Sandra Dee in classic Sandra Dee fashion is crazy for a young drummer, despite being introduced to all the nice young society men at the parties of The Season in London she insists on dancing with a member of the band.

It's fun to see that the debutantes are direct descendants of the noble young ladies depicted in historical romance novels - only we're catching an imaginary version of the events as they faded into modern times. Rock'n'Roll was about to blow the waltz out of the water.

In a twist at the end the young drummer turns out to be more noble than the young gentlemen of the ball.

Rex Harrison is very funny as the overprotective father.

This is a favorite, will definitely watch again.

Here Comes the Groom (1951)

I almost missed out on blogging this one!

After the war, a war correspondent exasperates his fiance by staying in France, trying to convince families back home in America to adopt war orphans. She sends him a sort of a Dear John letter bemoaning all the children she should have if they had been married when they should have.

This gives him an idea to surprise her with an orphan.

In the first half hour of the film, the most memorable moment comes when a young orphan girl sings Caro Nome. They just let her sing the whole thing without interruption, and it's beautiful. It doesn't necessarily make some greater point in the movie, but it's moving, and it's something that would never happen in a modern movie, I'm sure. It doesn't feel like a moment too long.

The comedy picks up when you get back to America with Bing, orphans in tow, and learn that our girl back home has left him and it is the eve of her marriage to a blue-blooded millionaire.

Of course that doesn't discourage Bing - the hijinks that follow are partly about the clash of cultures when the humble daughter of a fisherman marries into a family of high breeding. It's more of a send-up of the wealthy than of the working class, but it does play both ways.

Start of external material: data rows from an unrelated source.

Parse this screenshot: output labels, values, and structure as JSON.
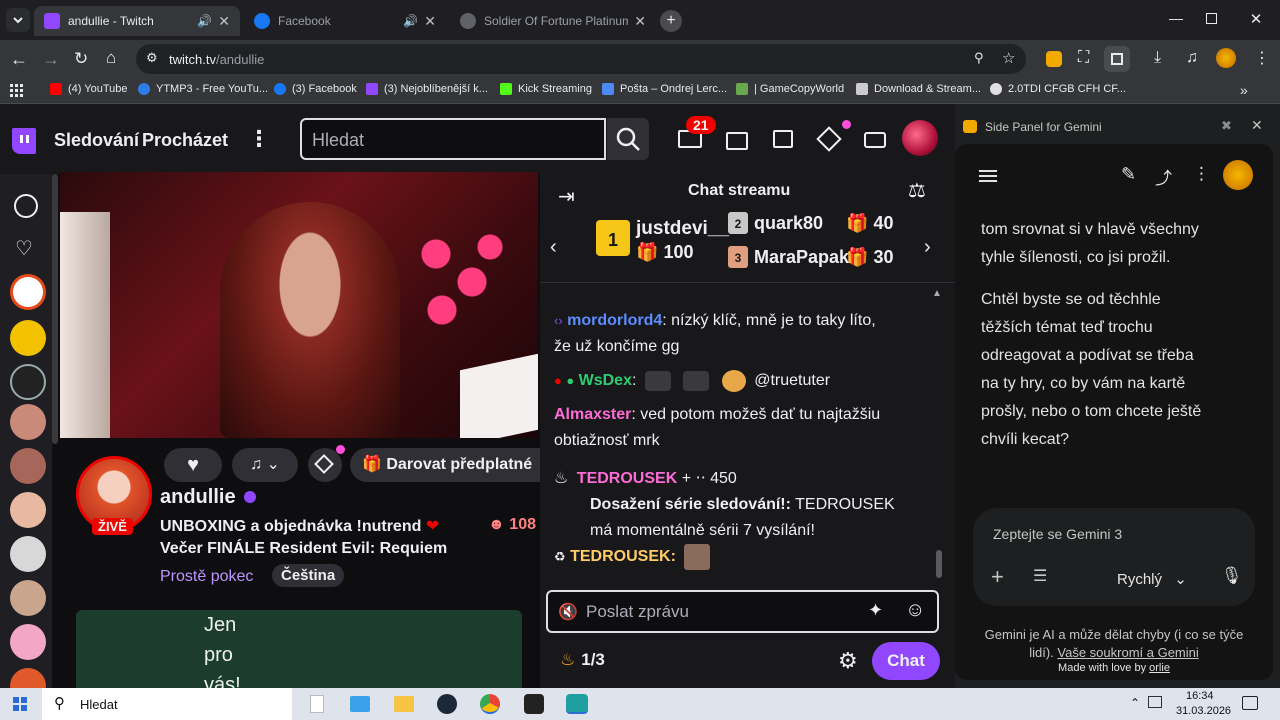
{
  "browser": {
    "tabs": [
      {
        "title": "andullie - Twitch",
        "active": true
      },
      {
        "title": "Facebook",
        "active": false
      },
      {
        "title": "Soldier Of Fortune Platinum Edí",
        "active": false
      }
    ],
    "url_host": "twitch.tv",
    "url_path": "/andullie",
    "bookmarks": [
      {
        "label": "(4) YouTube",
        "color": "#ff0000"
      },
      {
        "label": "YTMP3 - Free YouTu...",
        "color": "#2b7de9"
      },
      {
        "label": "(3) Facebook",
        "color": "#1877f2"
      },
      {
        "label": "(3) Nejoblíbenější k...",
        "color": "#9147ff"
      },
      {
        "label": "Kick Streaming",
        "color": "#53fc18"
      },
      {
        "label": "Pošta – Ondrej Lerc...",
        "color": "#4c8bf5"
      },
      {
        "label": "| GameCopyWorld",
        "color": "#6aa84f"
      },
      {
        "label": "Download & Stream...",
        "color": "#cccccc"
      },
      {
        "label": "2.0TDI CFGB CFH CF...",
        "color": "#e0e0e0"
      }
    ]
  },
  "twitch": {
    "nav": {
      "following": "Sledování",
      "browse": "Procházet",
      "search_placeholder": "Hledat",
      "notif_count": "21"
    },
    "channel": {
      "name": "andullie",
      "live_badge": "ŽIVĚ",
      "title_line1": "UNBOXING a objednávka !nutrend",
      "title_line2": "Večer FINÁLE Resident Evil: Requiem",
      "category": "Prostě pokec",
      "language": "Čeština",
      "viewers": "108",
      "gift_sub": "Darovat předplatné",
      "panel_text": [
        "Jen",
        "pro",
        "vás!"
      ]
    },
    "chat": {
      "header": "Chat streamu",
      "leaderboard": [
        {
          "rank": "1",
          "name": "justdevi__",
          "count": "100"
        },
        {
          "rank": "2",
          "name": "quark80",
          "count": "40"
        },
        {
          "rank": "3",
          "name": "MaraPapak",
          "count": "30"
        }
      ],
      "messages": [
        {
          "user": "mordorlord4",
          "color": "#5c8dff",
          "text": "nízký klíč, mně je to taky líto,",
          "text2": "že už končíme gg"
        },
        {
          "user": "WsDex",
          "color": "#2ecc71",
          "text": "@truetuter"
        },
        {
          "user": "Almaxster",
          "color": "#ff6bd6",
          "text": "ved potom možeš dať tu najtažšiu",
          "text2": "obtiažnosť mrk"
        },
        {
          "user": "TEDROUSEK",
          "color": "#ff6bd6",
          "points": "450"
        },
        {
          "user": "TEDROUSEK:",
          "color": "#ffcc66"
        }
      ],
      "streak_title": "Dosažení série sledování!:",
      "streak_line1": "TEDROUSEK",
      "streak_line2": "má momentálně sérii 7 vysílání!",
      "input_placeholder": "Poslat zprávu",
      "progress": "1/3",
      "send_label": "Chat"
    }
  },
  "gemini": {
    "panel_title": "Side Panel for Gemini",
    "response": [
      "tom srovnat si v hlavě všechny",
      "tyhle šílenosti, co jsi prožil.",
      "",
      "Chtěl byste se od těchhle",
      "těžších témat teď trochu",
      "odreagovat a podívat se třeba",
      "na ty hry, co by vám na kartě",
      "prošly, nebo o tom chcete ještě",
      "chvíli kecat?"
    ],
    "prompt_placeholder": "Zeptejte se Gemini 3",
    "mode": "Rychlý",
    "disclaimer1": "Gemini je AI a může dělat chyby (i co se týče",
    "disclaimer2a": "lidí). ",
    "disclaimer2b": "Vaše soukromí a Gemini",
    "made_with": "Made with love by ",
    "author": "orlie"
  },
  "taskbar": {
    "search": "Hledat",
    "time": "16:34",
    "date": "31.03.2026"
  }
}
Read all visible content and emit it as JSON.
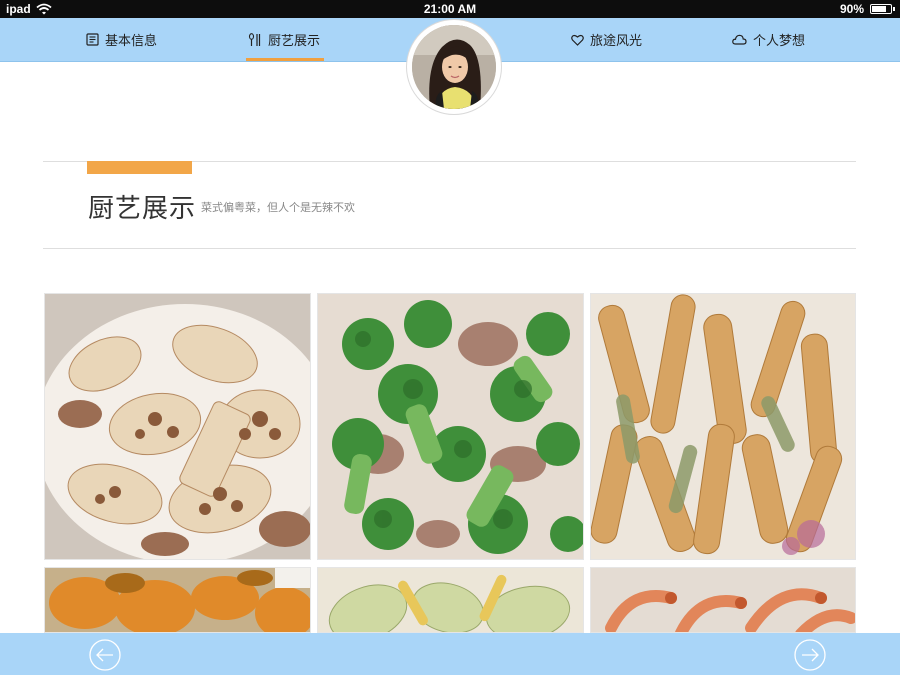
{
  "status_bar": {
    "device": "ipad",
    "time": "21:00 AM",
    "battery": "90%",
    "battery_level": 0.9
  },
  "nav": {
    "items": [
      {
        "label": "基本信息",
        "icon": "document-icon"
      },
      {
        "label": "厨艺展示",
        "icon": "cutlery-icon",
        "active": true
      },
      {
        "label": "旅途风光",
        "icon": "heart-icon"
      },
      {
        "label": "个人梦想",
        "icon": "cloud-icon"
      }
    ]
  },
  "section": {
    "title": "厨艺展示",
    "subtitle": "菜式偏粤菜，但人个是无辣不欢"
  },
  "gallery": {
    "items": [
      {
        "name": "lotus-root-pork-photo"
      },
      {
        "name": "broccoli-pork-photo"
      },
      {
        "name": "fried-strips-photo"
      },
      {
        "name": "pumpkin-dish-photo"
      },
      {
        "name": "squash-stirfry-photo"
      },
      {
        "name": "shrimp-dish-photo"
      }
    ]
  },
  "colors": {
    "nav_background": "#a9d5f8",
    "accent": "#f2a648"
  },
  "footer": {
    "prev_icon": "arrow-left-icon",
    "next_icon": "arrow-right-icon"
  }
}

In the middle of it all is Bing, using wrestling to loosen up the upper class and bring them down to his level.

This movie is darling and wonderful. Four stars, will definitely watch again!